The self confidence that comes with Asia’s high financial growth has brought a particular anxiety about the cultural, cultural and political persona of these communities. It is common to know complaints of any loss of classic values and guidelines, the breakdown of ethical and religious institutions and feelings of alienation by one’s family and the community. These types of feelings have already been exacerbated by the speed of improve, changes in dreams and behaviour to good governance through the failing of the old establishments to cope with these types of pressures. Specifically, many complain of the lack of virtually any effective counterweight to the pressure of modern capitalism.

The sensitivity of Asians towards the importance of human rights is normally reflected in the very good scores given by many of them with my 1994 study when asked about their views on twelve tactics that govern culture. There was, nevertheless , a wide gap among East Asians and Families on the relative importance of the idea of an orderly society plus the protection of individual freedoms.

Selection interviews with people in Singapore, Malaysia, Indonesia, China and tiawan and the Philippines suggest that these countries share a profound concern to maintain stability and prevent the kind of disorder which usually would disrupt the economy. In addition they tend to tension the importance of your close romance between federal government and the community and to place a high value at the ability of their governments to become the concerns of individuals.
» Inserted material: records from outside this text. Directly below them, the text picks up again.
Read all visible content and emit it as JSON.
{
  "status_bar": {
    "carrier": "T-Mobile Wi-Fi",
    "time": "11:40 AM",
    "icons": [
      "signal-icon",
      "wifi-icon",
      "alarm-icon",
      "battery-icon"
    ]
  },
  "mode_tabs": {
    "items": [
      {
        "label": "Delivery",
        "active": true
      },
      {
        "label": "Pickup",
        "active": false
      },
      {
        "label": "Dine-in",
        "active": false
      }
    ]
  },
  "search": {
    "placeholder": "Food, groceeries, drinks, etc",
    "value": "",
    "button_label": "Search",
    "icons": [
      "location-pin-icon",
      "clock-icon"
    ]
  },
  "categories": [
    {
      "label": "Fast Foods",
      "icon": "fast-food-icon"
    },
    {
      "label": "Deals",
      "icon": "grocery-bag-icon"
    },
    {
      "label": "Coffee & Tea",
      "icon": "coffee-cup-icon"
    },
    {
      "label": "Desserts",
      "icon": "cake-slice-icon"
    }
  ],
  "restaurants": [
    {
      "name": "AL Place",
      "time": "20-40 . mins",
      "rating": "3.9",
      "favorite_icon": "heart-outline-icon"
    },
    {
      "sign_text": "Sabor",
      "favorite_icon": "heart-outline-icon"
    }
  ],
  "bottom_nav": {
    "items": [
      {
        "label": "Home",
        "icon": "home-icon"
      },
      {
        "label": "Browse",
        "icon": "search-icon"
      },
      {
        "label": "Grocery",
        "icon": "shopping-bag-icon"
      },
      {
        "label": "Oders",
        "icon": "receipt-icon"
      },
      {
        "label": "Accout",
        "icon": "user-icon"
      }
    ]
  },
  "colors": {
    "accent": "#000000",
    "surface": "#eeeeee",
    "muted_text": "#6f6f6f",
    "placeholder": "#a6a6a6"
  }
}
These behavioural characteristics will probably contribute to the comparative emphasis which usually East Asians place on preserving an orderly population at the expense of several personal protections.